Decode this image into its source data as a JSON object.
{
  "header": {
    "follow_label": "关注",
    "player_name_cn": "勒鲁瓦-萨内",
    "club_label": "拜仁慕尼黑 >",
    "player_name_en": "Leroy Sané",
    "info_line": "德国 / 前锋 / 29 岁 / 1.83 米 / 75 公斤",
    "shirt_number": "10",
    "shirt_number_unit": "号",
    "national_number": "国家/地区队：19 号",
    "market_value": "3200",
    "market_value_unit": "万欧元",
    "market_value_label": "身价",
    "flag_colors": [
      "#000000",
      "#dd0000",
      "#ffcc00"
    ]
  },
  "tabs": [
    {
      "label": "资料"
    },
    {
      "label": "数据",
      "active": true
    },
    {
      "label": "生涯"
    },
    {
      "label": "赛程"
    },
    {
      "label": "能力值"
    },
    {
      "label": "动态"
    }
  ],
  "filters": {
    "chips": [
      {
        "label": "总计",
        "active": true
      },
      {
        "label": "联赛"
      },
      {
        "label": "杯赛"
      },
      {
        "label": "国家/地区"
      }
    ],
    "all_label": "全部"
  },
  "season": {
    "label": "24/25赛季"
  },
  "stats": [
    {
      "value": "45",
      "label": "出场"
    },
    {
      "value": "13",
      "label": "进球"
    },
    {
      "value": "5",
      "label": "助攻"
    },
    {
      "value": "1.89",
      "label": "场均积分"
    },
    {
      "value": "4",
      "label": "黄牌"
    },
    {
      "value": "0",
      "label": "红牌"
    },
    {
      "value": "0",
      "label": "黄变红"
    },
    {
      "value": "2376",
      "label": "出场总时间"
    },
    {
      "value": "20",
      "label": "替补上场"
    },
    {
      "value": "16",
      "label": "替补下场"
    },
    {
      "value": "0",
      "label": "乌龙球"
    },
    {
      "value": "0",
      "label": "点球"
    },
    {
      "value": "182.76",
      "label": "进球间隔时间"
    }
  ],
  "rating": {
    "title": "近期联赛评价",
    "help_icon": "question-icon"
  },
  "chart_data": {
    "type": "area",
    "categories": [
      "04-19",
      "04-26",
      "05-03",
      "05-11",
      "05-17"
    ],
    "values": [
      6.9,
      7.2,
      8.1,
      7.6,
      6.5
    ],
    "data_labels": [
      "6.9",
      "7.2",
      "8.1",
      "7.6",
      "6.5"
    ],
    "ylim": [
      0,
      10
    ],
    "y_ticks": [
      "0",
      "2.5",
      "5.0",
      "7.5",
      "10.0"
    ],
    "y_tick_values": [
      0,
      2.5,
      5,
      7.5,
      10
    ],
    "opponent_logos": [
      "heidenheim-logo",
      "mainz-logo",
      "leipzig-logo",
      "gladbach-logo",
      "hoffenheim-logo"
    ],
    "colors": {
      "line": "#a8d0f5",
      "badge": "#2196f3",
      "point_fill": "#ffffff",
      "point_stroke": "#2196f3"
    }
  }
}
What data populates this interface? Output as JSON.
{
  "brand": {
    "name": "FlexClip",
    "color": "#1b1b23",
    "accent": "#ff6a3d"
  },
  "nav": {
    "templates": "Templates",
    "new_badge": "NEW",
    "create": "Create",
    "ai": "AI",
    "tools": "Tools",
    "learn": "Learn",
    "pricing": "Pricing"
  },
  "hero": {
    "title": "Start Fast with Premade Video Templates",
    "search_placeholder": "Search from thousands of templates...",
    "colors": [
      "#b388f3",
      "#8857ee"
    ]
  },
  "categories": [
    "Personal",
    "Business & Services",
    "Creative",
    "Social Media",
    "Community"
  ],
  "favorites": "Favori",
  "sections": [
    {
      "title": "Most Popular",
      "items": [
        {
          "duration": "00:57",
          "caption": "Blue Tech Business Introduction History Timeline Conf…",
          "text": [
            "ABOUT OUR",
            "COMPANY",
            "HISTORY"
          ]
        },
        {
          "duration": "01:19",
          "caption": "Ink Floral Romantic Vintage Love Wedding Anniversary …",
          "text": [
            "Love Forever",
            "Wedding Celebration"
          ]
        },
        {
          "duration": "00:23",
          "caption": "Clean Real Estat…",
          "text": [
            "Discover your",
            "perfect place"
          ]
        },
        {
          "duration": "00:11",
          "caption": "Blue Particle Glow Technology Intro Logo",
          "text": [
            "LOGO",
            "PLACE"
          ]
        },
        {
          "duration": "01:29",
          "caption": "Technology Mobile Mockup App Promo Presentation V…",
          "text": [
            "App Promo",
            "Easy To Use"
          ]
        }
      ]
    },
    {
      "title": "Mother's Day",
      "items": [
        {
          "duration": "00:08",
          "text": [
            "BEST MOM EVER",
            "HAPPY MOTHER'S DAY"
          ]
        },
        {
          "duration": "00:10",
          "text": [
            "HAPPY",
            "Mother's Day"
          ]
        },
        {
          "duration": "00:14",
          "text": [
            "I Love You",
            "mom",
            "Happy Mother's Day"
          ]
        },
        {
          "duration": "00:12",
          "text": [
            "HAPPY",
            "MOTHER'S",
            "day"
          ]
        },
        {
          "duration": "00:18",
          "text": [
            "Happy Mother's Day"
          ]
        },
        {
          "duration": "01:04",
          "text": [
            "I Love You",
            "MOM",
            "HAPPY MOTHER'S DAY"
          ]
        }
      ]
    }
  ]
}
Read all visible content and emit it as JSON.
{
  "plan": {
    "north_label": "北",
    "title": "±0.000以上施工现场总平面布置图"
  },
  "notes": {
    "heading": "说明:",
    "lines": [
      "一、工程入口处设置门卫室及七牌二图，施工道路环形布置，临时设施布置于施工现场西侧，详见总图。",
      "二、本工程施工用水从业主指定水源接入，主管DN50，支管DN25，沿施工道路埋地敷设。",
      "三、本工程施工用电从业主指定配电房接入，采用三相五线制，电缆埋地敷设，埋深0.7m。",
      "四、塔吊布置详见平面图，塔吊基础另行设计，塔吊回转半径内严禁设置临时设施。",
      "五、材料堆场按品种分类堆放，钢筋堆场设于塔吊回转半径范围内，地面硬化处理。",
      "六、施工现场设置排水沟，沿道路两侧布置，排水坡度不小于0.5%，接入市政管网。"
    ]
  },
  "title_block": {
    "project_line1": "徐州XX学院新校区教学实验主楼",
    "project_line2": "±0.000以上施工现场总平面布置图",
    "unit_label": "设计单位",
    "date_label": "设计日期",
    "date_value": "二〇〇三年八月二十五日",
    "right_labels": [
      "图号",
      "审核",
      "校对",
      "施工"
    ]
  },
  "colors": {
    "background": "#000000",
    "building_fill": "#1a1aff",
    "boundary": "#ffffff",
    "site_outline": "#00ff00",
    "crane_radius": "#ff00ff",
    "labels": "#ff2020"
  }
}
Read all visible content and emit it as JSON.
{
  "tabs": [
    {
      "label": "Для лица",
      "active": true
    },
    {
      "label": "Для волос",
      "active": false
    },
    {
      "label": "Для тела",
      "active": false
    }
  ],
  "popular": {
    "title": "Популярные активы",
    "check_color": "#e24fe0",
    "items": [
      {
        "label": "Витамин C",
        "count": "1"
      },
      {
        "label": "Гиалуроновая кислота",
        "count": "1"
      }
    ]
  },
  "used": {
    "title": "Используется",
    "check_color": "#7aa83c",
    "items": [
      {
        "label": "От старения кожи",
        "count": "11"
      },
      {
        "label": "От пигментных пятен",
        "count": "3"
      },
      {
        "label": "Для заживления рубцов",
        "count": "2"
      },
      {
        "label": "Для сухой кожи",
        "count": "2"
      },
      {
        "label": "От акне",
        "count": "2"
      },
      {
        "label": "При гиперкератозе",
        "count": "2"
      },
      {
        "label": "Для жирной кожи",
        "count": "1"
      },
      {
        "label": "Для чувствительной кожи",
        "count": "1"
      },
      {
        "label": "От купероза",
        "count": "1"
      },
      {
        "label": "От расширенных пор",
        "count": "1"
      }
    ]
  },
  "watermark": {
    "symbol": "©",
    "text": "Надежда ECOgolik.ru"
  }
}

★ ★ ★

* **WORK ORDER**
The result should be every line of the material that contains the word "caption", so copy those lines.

* **SOLUTION FOR THIS EXERCISE**
          "caption": "Blue Tech Business Introduction History Timeline Conf…",
          "caption": "Ink Floral Romantic Vintage Love Wedding Anniversary …",
          "caption": "Clean Real Estat…",
          "caption": "Blue Particle Glow Technology Intro Logo",
          "caption": "Technology Mobile Mockup App Promo Presentation V…",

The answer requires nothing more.